The Computer History Museum held a wonderful event celebrating 30 years of Public Key Cryptography last week. In a sense it did not matter that as the meeting unfolded we heard that the NSA may well have implemented the idea that was first invented at GCHQ in the UK during the 70's. The event celebrated the public invention of ideas that underlies secure use of the internet by Diffie and Hellman in 1986.
John Markoff introduced the event with Dan Boneh from Stanford and Voltage Security. Dan gave us a short overview that explained what Public Key Cryptography is in terms that even a layman could follow and impressed on us the importance of its discovery.
This led to the panel run by Steven Levy who basically took us through the his book Crypto, starting with the invention of Public Key Cryptography by panelists Whitfield Diffie and Martin Hellman. The next part of the story was the commercialization of the ideas by RSA security represented by Jim Bidzos, and its first serious use in Lotus Notes by panelist Ray Ozzie. Ray took us to the moment where he needed to get an export license for Notes and ran into the roadblock of the government represented by Brian Snow who recently retired from the NSA.

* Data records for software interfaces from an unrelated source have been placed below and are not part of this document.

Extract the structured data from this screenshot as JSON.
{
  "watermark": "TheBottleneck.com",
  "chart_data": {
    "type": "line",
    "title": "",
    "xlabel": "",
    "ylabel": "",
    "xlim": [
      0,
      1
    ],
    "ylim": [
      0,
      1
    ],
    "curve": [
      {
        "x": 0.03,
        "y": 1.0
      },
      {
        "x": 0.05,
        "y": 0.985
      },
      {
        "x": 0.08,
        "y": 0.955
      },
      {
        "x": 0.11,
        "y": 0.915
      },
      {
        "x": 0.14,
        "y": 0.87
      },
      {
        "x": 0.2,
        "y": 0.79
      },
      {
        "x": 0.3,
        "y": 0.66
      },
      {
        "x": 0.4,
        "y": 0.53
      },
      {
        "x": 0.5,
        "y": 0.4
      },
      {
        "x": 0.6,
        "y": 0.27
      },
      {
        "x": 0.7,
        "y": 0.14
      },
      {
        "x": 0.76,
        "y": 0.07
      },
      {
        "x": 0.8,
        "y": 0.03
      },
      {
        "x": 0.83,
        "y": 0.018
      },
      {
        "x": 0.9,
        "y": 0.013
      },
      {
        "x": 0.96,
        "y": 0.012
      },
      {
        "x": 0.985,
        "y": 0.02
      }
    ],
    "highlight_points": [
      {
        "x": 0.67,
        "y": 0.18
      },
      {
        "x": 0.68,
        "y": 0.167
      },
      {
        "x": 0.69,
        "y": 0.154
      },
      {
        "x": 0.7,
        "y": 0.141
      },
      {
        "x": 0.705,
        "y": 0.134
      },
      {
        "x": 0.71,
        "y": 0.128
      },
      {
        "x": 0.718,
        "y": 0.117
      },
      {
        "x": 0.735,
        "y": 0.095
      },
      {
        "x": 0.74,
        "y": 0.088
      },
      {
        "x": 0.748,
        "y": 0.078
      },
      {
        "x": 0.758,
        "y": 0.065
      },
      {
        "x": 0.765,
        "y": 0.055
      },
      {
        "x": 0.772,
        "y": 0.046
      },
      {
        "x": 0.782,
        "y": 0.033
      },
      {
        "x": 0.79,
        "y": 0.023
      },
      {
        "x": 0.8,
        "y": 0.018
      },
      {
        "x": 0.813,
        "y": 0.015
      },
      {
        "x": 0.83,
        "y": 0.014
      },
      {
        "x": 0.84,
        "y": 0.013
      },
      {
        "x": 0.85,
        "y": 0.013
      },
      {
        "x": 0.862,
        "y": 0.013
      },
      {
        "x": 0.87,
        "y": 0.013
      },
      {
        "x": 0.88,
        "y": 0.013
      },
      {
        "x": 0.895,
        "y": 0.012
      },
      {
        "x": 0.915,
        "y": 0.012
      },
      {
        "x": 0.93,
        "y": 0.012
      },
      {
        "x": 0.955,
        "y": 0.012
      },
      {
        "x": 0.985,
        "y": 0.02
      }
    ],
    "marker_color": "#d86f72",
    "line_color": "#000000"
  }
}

The central discussion revolved around the position of the defense establishment who wanted to prevent what they saw as a weapon falling into the hands of the enemy and the business interests who needed the technology to make the internet secure for commerce. My big takeaway is the counter-culture character of Diffie and Hellman, particularly Whit Diffie. I get comfort from the fact that people like Diffie are working on my side to ensure that this technology is available for all of us and not just the guys in blue suits and dark glasses.